In a week where Catherine Whittaker described the use of Dunlop balls as “commercial” and “financial” to Sky Sports it was quite fitting that one of the slowest courts of the season at Indian Wells was on show for all of us to see. Tennis players, as she told us, were complaining that these balls were causing more injuries but less watchable tennis. The irony? During that fortnight, the Australian Open signed a bumper deal with Dunlop. This season the Dunlop balls have been used on both tours week in and week out.
Even at a low level, some tennis balls just aren’t up to scratch. It seems like every club in Scotland plays with the Dunlop Fort balls, despite the Babolat and Head balls being markedly superior, at least in the view of this writer. And if an eighteen and under player playing Grade 3 LTA tournaments notices a difference? Those at a slightly higher level – say the top tier of professional tennis – will probably recognise the difference too.
Sure the ball doesn’t make as big a difference as the surface, however it isn’t far off in terms of importance. You wouldn’t play on the same surface year round, so why the ball?
Indian Wells has never been the fastest court on the tour, but the past ten days it’s felt that bit slower to watch. Would it make sense to introduce a speedy ball to a slow court? A slow ball to a fast court? Probably, but in a sport where post-midnight starts often occur, common sense isn’t always at the forefront.

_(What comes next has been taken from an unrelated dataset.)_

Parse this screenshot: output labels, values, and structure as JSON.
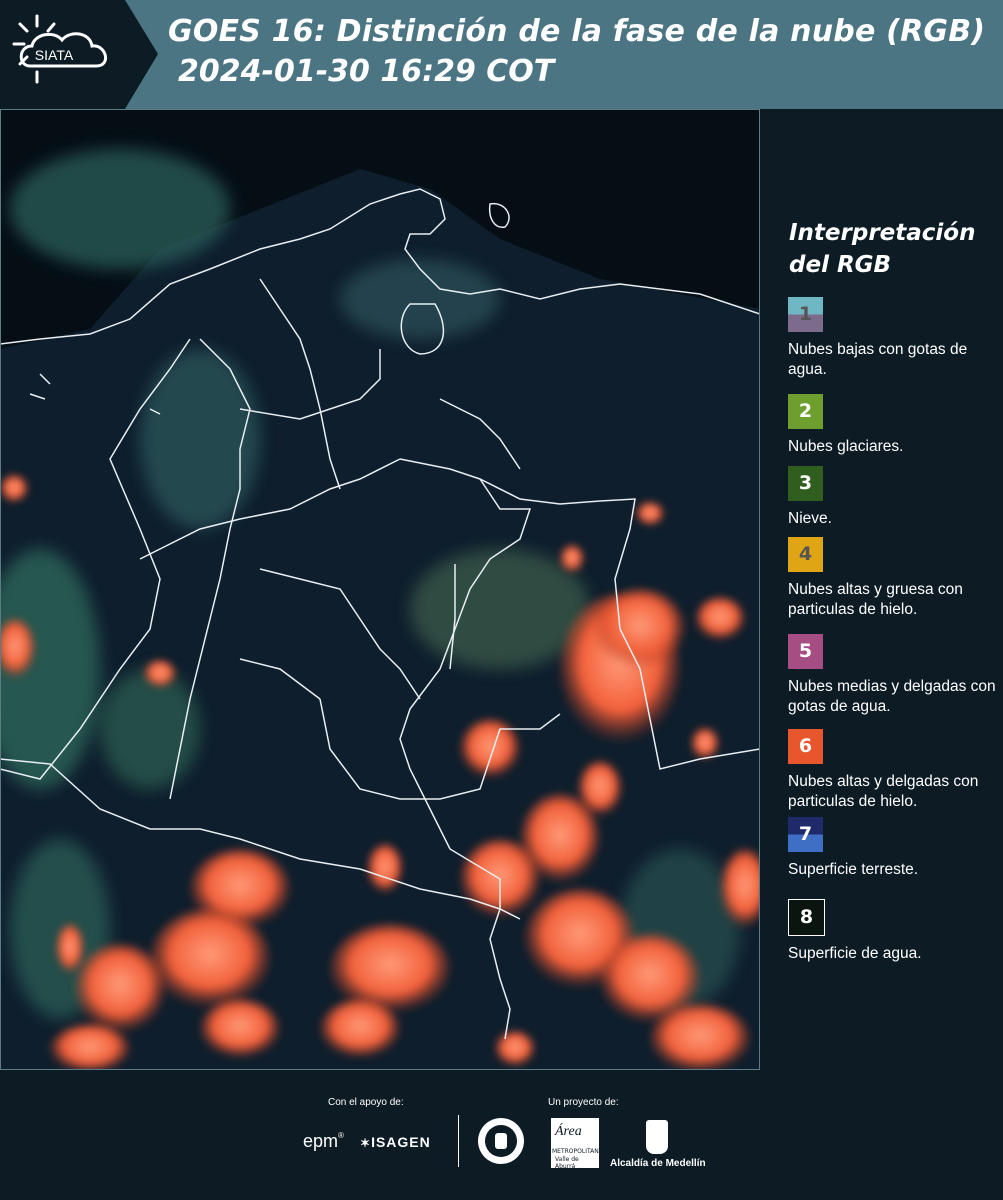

One man who started this debate was world #6 Daniil Medvedev. He even went as far as claiming that the Dunlop balls were causing injuries. The Russian complained that the balls were like apples during the last two games before the change was mad,e and went on to recount how at the Australian Open he had felt that the Dunlop balls ‘were not good for hard courts, and in the match with [Sebastian] Korda, before the match, I had a very big pain in my wrist, but I thought, ‘okay, that’s my problem, so I’m not going to talk much about it’.
There are admittedly two sides to every argument. Daniil Medvedev may be a defensive baseliner, but he is also a big server who hits a flat ball when he is on the front foot. High bouncing courts and slow balls do not exactly suit him in that regard. Perhaps more to the point, he obviously does not like the balls so to say his motivations are completely free of personal bias would probably be generous.
The real problem is that whilst there is no one-size-fits-all approach, either for the players or the fans, the spread of Dunlop balls across both tours is bringing uniformity where difference has tennis at its best. The most memorable matches don’t tend to be between two mirror images. It’s the different styles and speeds that can make tennis such an exciting watch.
Regrettably, this type of thinking isn’t present in the minds of tennis’ governing bodies. In fact, there does not seem to be much joined-up thinking across the sport whatsoever. After all, tennis officials have already deservedly come under fire this season for having Andy Murray and Thanasi Kokkinakis battling it out in the early hours of the morning in Australia and then the ATP Qatar and WTA Dubai finals happening simultaneously. And maybe therein lies the biggest problem of all. Because there is no one governing body, one decisive voice. And the stark reality is, that whilst that remains true, the issues will only continue to stack up.
Main photo credit: Andy Abeyta/The Desert Sun / USA TODAY NETWORK